Task details:
Repeat every entry exactly. Do not include the pictures.

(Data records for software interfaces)
━━━━━━━━━━━━━━━━━━━━━━━━━━━━━━
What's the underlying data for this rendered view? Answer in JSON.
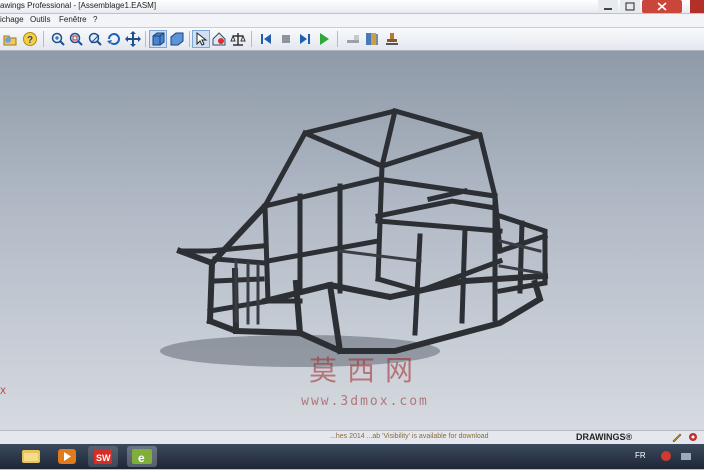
{
  "window": {
    "title": "awings Professional - [Assemblage1.EASM]"
  },
  "menu": {
    "items": [
      "ichage",
      "Outils",
      "Fenêtre",
      "?"
    ]
  },
  "toolbar": {
    "icons": [
      "open-icon",
      "help-icon",
      "zoom-fit-icon",
      "zoom-window-icon",
      "zoom-area-icon",
      "rotate-icon",
      "pan-icon",
      "shaded-view-icon",
      "view-orient-icon",
      "select-icon",
      "home-view-icon",
      "measure-icon",
      "first-frame-icon",
      "stop-icon",
      "next-frame-icon",
      "play-icon",
      "section-icon",
      "book-icon",
      "stamp-icon"
    ]
  },
  "viewport": {
    "left_edge_mark": "X"
  },
  "watermark": {
    "text": "莫西网",
    "url": "www.3dmox.com"
  },
  "statusbar": {
    "message": "...hes 2014 ...ab 'Visibility' is available for download",
    "logo": "DRAWINGS®"
  },
  "taskbar": {
    "language": "FR"
  }
}
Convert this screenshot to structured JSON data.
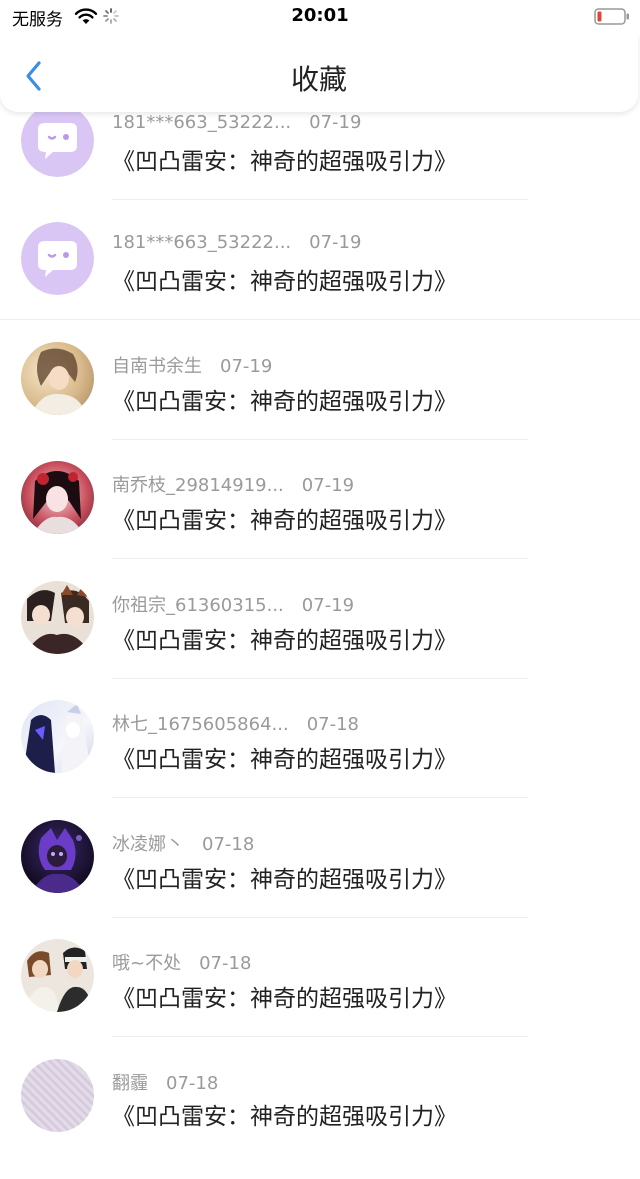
{
  "status_bar": {
    "carrier": "无服务",
    "time": "20:01"
  },
  "nav": {
    "title": "收藏"
  },
  "items": [
    {
      "username": "181***663_53222...",
      "date": "07-19",
      "content": "《凹凸雷安：神奇的超强吸引力》",
      "avatar_type": "default-bubble"
    },
    {
      "username": "181***663_53222...",
      "date": "07-19",
      "content": "《凹凸雷安：神奇的超强吸引力》",
      "avatar_type": "default-bubble"
    },
    {
      "username": "自南书余生",
      "date": "07-19",
      "content": "《凹凸雷安：神奇的超强吸引力》",
      "avatar_type": "photo"
    },
    {
      "username": "南乔枝_29814919...",
      "date": "07-19",
      "content": "《凹凸雷安：神奇的超强吸引力》",
      "avatar_type": "photo"
    },
    {
      "username": "你祖宗_61360315...",
      "date": "07-19",
      "content": "《凹凸雷安：神奇的超强吸引力》",
      "avatar_type": "photo"
    },
    {
      "username": "林七_1675605864...",
      "date": "07-18",
      "content": "《凹凸雷安：神奇的超强吸引力》",
      "avatar_type": "photo"
    },
    {
      "username": "冰凌娜丶",
      "date": "07-18",
      "content": "《凹凸雷安：神奇的超强吸引力》",
      "avatar_type": "photo"
    },
    {
      "username": "哦~不处",
      "date": "07-18",
      "content": "《凹凸雷安：神奇的超强吸引力》",
      "avatar_type": "photo"
    },
    {
      "username": "翻霾",
      "date": "07-18",
      "content": "《凹凸雷安：神奇的超强吸引力》",
      "avatar_type": "photo"
    }
  ],
  "colors": {
    "accent": "#3a8ee6",
    "default_avatar": "#d9c6f5",
    "meta_text": "#9a9a9a",
    "battery_low": "#e0443a"
  }
}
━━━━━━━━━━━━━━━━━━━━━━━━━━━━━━
Output for this exercise:
What's the underlying data for this rendered view? Answer in JSON.
{
  "window": {
    "title": "awings Professional - [Assemblage1.EASM]"
  },
  "menu": {
    "items": [
      "ichage",
      "Outils",
      "Fenêtre",
      "?"
    ]
  },
  "toolbar": {
    "icons": [
      "open-icon",
      "help-icon",
      "zoom-fit-icon",
      "zoom-window-icon",
      "zoom-area-icon",
      "rotate-icon",
      "pan-icon",
      "shaded-view-icon",
      "view-orient-icon",
      "select-icon",
      "home-view-icon",
      "measure-icon",
      "first-frame-icon",
      "stop-icon",
      "next-frame-icon",
      "play-icon",
      "section-icon",
      "book-icon",
      "stamp-icon"
    ]
  },
  "viewport": {
    "left_edge_mark": "X"
  },
  "watermark": {
    "text": "莫西网",
    "url": "www.3dmox.com"
  },
  "statusbar": {
    "message": "...hes 2014 ...ab 'Visibility' is available for download",
    "logo": "DRAWINGS®"
  },
  "taskbar": {
    "language": "FR"
  }
}
Convert this screenshot to structured JSON data.
{
  "status_bar": {
    "carrier": "无服务",
    "time": "20:01"
  },
  "nav": {
    "title": "收藏"
  },
  "items": [
    {
      "username": "181***663_53222...",
      "date": "07-19",
      "content": "《凹凸雷安：神奇的超强吸引力》",
      "avatar_type": "default-bubble"
    },
    {
      "username": "181***663_53222...",
      "date": "07-19",
      "content": "《凹凸雷安：神奇的超强吸引力》",
      "avatar_type": "default-bubble"
    },
    {
      "username": "自南书余生",
      "date": "07-19",
      "content": "《凹凸雷安：神奇的超强吸引力》",
      "avatar_type": "photo"
    },
    {
      "username": "南乔枝_29814919...",
      "date": "07-19",
      "content": "《凹凸雷安：神奇的超强吸引力》",
      "avatar_type": "photo"
    },
    {
      "username": "你祖宗_61360315...",
      "date": "07-19",
      "content": "《凹凸雷安：神奇的超强吸引力》",
      "avatar_type": "photo"
    },
    {
      "username": "林七_1675605864...",
      "date": "07-18",
      "content": "《凹凸雷安：神奇的超强吸引力》",
      "avatar_type": "photo"
    },
    {
      "username": "冰凌娜丶",
      "date": "07-18",
      "content": "《凹凸雷安：神奇的超强吸引力》",
      "avatar_type": "photo"
    },
    {
      "username": "哦~不处",
      "date": "07-18",
      "content": "《凹凸雷安：神奇的超强吸引力》",
      "avatar_type": "photo"
    },
    {
      "username": "翻霾",
      "date": "07-18",
      "content": "《凹凸雷安：神奇的超强吸引力》",
      "avatar_type": "photo"
    }
  ],
  "colors": {
    "accent": "#3a8ee6",
    "default_avatar": "#d9c6f5",
    "meta_text": "#9a9a9a",
    "battery_low": "#e0443a"
  }
}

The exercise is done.